Scan the material that follows. Copy every line containing the word "Tello".

--- START ---

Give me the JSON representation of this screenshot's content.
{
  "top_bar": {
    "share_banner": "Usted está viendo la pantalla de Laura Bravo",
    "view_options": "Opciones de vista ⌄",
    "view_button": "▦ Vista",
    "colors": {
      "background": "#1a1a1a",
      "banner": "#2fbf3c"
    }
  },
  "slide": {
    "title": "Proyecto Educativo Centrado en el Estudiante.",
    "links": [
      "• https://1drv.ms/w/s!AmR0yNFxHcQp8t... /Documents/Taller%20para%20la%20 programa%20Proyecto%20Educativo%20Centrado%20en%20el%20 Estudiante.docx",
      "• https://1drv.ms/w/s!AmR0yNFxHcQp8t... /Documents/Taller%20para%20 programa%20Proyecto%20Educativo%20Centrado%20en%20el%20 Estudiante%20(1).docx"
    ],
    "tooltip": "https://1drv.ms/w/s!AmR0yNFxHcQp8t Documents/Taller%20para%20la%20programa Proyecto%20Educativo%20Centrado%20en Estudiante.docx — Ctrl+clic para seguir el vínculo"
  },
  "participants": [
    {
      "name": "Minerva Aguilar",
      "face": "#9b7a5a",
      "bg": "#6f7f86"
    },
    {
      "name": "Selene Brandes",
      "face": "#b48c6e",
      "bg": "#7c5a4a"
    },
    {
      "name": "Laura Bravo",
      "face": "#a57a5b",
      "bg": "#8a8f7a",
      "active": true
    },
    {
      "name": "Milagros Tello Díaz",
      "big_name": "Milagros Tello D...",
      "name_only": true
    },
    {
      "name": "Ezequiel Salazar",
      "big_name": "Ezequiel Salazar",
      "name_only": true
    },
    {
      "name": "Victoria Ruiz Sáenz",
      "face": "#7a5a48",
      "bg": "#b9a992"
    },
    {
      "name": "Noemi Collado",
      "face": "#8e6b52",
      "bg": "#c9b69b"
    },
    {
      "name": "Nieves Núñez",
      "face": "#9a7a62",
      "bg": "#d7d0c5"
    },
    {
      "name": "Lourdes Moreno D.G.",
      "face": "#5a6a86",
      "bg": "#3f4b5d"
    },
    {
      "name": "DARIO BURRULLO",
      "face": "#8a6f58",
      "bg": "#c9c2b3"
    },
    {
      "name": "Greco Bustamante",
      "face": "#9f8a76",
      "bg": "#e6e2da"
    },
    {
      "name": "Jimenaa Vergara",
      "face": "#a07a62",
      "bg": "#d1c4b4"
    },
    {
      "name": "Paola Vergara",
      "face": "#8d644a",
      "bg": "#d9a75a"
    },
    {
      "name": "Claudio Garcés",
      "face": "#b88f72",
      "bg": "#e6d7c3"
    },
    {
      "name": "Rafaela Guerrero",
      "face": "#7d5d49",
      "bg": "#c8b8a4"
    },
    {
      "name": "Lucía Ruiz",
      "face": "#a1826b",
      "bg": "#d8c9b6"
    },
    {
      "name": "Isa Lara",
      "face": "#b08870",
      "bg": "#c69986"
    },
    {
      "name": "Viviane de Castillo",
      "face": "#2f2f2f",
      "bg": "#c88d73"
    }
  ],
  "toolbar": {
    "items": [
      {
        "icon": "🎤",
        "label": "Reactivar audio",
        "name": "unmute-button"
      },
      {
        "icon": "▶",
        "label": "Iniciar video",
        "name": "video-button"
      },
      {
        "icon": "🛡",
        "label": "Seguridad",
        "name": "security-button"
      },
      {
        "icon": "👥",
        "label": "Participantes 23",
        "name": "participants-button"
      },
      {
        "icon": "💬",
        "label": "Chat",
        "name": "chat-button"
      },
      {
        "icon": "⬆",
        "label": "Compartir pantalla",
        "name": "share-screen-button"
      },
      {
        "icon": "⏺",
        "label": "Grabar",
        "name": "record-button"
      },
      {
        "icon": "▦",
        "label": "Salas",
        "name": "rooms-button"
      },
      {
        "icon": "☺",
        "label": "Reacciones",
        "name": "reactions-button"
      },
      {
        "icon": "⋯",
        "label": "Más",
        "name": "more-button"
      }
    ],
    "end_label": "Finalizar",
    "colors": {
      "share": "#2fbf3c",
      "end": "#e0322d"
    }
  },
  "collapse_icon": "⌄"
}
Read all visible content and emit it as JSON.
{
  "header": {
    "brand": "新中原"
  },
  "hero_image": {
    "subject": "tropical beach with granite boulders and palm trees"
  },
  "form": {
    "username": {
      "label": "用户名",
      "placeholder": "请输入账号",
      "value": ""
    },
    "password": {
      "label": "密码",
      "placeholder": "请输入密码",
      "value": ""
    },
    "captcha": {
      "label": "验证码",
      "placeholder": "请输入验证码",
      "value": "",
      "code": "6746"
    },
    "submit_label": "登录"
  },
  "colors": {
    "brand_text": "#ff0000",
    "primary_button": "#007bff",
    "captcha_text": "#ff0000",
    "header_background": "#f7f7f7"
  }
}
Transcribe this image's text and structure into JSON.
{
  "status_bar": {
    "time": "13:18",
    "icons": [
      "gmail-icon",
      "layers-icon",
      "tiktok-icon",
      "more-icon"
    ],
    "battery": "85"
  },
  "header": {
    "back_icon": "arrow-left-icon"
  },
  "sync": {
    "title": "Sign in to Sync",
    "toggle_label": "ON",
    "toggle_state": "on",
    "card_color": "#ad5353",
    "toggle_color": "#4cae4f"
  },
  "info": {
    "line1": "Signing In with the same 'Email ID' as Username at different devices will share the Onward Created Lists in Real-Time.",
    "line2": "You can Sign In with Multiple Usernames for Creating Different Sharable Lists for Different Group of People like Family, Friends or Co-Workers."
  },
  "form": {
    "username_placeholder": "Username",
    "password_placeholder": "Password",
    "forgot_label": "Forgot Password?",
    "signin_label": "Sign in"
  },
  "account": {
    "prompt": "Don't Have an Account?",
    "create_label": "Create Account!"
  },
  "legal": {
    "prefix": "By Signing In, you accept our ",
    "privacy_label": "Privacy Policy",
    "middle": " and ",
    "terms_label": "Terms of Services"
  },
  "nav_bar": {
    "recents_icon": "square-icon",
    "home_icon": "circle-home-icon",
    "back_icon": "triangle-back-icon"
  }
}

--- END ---

● **The answer**
      "name": "Milagros Tello Díaz",
      "big_name": "Milagros Tello D...",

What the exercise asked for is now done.